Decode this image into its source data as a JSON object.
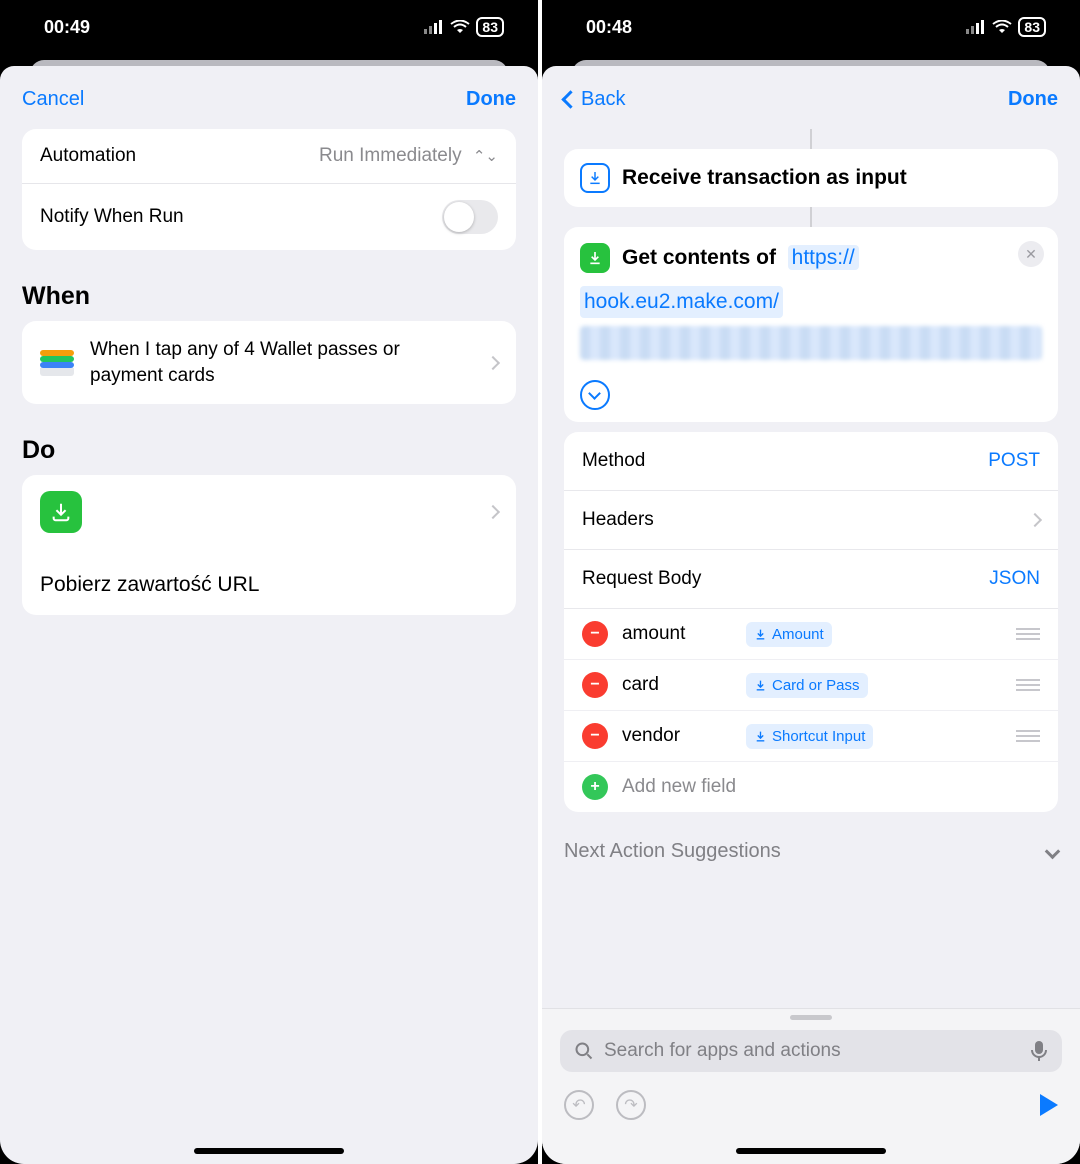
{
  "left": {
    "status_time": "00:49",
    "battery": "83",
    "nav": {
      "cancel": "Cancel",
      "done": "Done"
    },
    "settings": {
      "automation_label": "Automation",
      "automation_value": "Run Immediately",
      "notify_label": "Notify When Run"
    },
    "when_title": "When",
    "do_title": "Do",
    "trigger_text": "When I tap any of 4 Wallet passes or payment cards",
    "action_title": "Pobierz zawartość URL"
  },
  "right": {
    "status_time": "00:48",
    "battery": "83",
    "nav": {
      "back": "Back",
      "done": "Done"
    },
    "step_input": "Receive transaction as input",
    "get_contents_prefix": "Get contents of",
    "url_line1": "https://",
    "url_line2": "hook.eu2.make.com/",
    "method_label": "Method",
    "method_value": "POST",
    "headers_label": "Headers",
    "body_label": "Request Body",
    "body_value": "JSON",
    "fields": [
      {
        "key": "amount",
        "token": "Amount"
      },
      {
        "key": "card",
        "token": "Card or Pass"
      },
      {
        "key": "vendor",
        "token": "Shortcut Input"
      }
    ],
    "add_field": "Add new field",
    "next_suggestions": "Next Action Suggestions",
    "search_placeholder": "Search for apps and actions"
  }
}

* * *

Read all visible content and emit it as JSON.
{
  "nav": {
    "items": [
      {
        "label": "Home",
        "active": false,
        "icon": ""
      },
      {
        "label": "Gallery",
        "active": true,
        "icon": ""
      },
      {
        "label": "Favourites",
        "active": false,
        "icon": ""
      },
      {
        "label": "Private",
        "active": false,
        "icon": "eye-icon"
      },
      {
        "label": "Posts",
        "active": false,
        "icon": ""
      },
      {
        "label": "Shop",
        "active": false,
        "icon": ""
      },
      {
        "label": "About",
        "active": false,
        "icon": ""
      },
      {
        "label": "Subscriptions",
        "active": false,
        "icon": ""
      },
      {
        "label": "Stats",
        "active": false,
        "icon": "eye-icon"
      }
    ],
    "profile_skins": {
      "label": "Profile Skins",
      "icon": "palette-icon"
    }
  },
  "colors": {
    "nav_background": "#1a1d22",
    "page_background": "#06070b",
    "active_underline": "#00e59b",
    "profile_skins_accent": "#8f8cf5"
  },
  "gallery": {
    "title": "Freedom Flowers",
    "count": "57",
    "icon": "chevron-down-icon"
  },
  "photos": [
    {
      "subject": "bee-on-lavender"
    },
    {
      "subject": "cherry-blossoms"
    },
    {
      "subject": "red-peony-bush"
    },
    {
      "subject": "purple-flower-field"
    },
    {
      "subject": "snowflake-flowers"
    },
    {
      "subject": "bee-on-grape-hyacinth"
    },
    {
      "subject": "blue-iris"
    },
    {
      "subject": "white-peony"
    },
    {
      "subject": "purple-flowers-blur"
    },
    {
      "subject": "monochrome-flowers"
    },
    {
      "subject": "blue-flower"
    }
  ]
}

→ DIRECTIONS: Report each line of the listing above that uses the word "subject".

→ WRITTEN REPLY:
      "subject": "bee-on-lavender"
      "subject": "cherry-blossoms"
      "subject": "red-peony-bush"
      "subject": "purple-flower-field"
      "subject": "snowflake-flowers"
      "subject": "bee-on-grape-hyacinth"
      "subject": "blue-iris"
      "subject": "white-peony"
      "subject": "purple-flowers-blur"
      "subject": "monochrome-flowers"
      "subject": "blue-flower"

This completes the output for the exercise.